No evidence of wrongdoing in Rangers’ dossier, says SPFL

Scottish Premiership club Rangers said they would "not be bullied into silence", as they released a dossier yesterday to support their case for an independent investigation into the handling of a controversial vote on ending the season.

But the Scottish Professional Football League (SPFL) said the Glasgow giants were yet to provide a "single shred of evidence" to support claims of corruption, bullying and coercion.

Rangers need 32 clubs to back their call for an independent inquiry into the circumstances surrounding the recent vote, which ended the seasons below the Premiership.
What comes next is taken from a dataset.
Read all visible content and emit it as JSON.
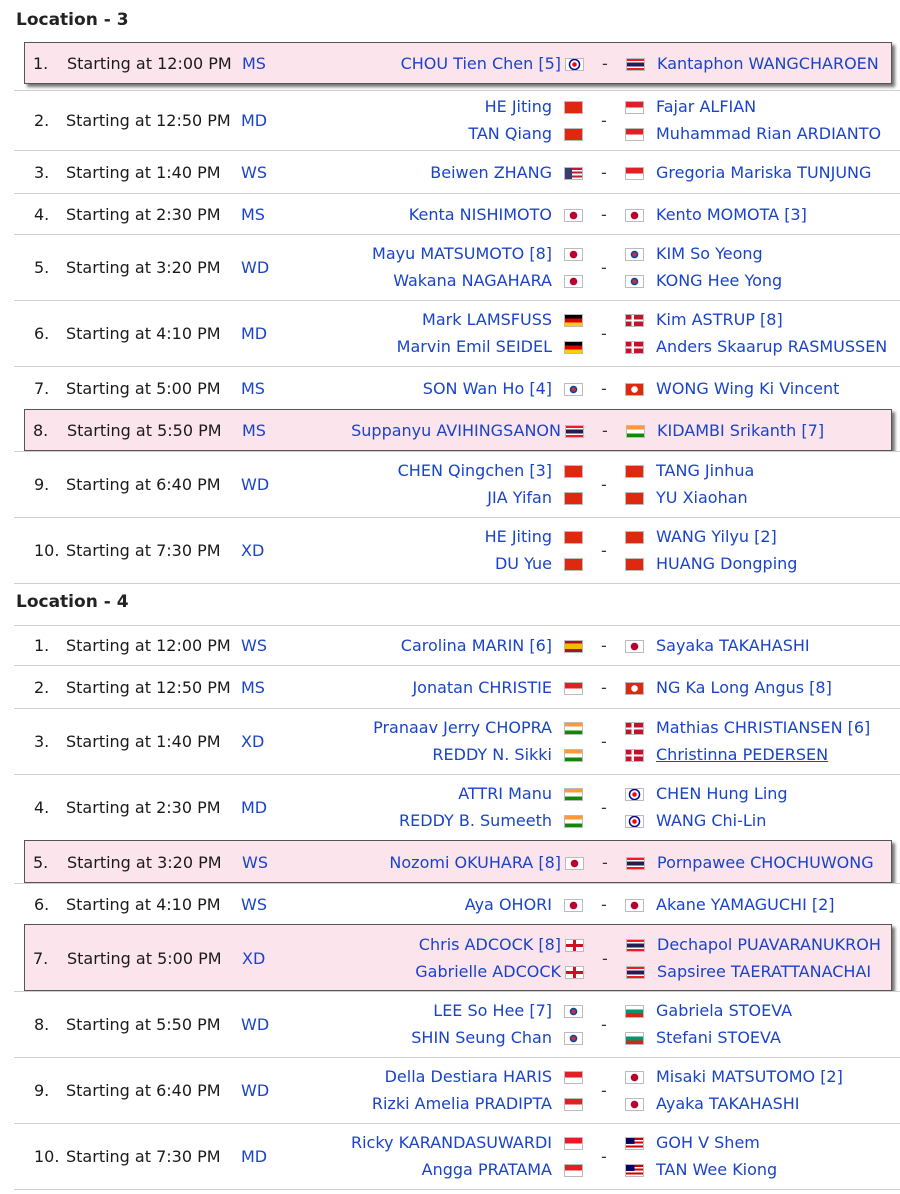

The leagues were decided on a points-per-game basis and the SPFL board has the authority to end the top-flight campaign using the same formula if it cannot be completed.

Rangers had called for SPFL chief executive Neil Doncaster and legal adviser Rod McKenzie to be suspended, saying they had received "alarming" evidence from a whistleblower and that clubs were bullied into voting for the SPFL plan.
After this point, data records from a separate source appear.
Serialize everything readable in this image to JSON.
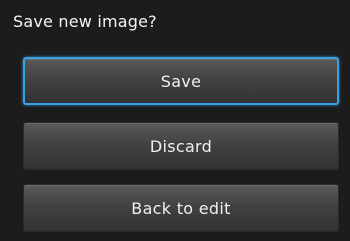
{
  "dialog": {
    "prompt": "Save new image?",
    "buttons": {
      "save": "Save",
      "discard": "Discard",
      "back": "Back to edit"
    },
    "selected": "save",
    "colors": {
      "background": "#1c1c1c",
      "selection_outline": "#3aa0e6"
    }
  }
}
Rangers presented their case yesterday, ahead of next Tuesday's SPFL extraordinary general meeting and it was met with a strong response from the league.

"At last, Rangers have issued their 'dossier' and we will now take time to review it, before responding to all 42 clubs," said an SPFL spokesman.

"However, an initial examination of their 'dossier' has failed to identify a single shred of evidence to support Rangers' vociferous claims of corruption, bullying and coercion by SPFL staff."

Rangers were 13 points adrift of leaders Celtic when the season was suspended in March due to the coronavirus outbreak.

The cost of testing and a lack of gate receipts are understood to be major obstacles in the way of a restart for Scottish football.

Scottish Football Association president Rod Petrie told the BBC this week: "Your middle-ranking Scottish Premiership club might get four times the money through the gate as it does through its TV contract, so the economics (of closed-doors games) don't work in Scotland." - AFP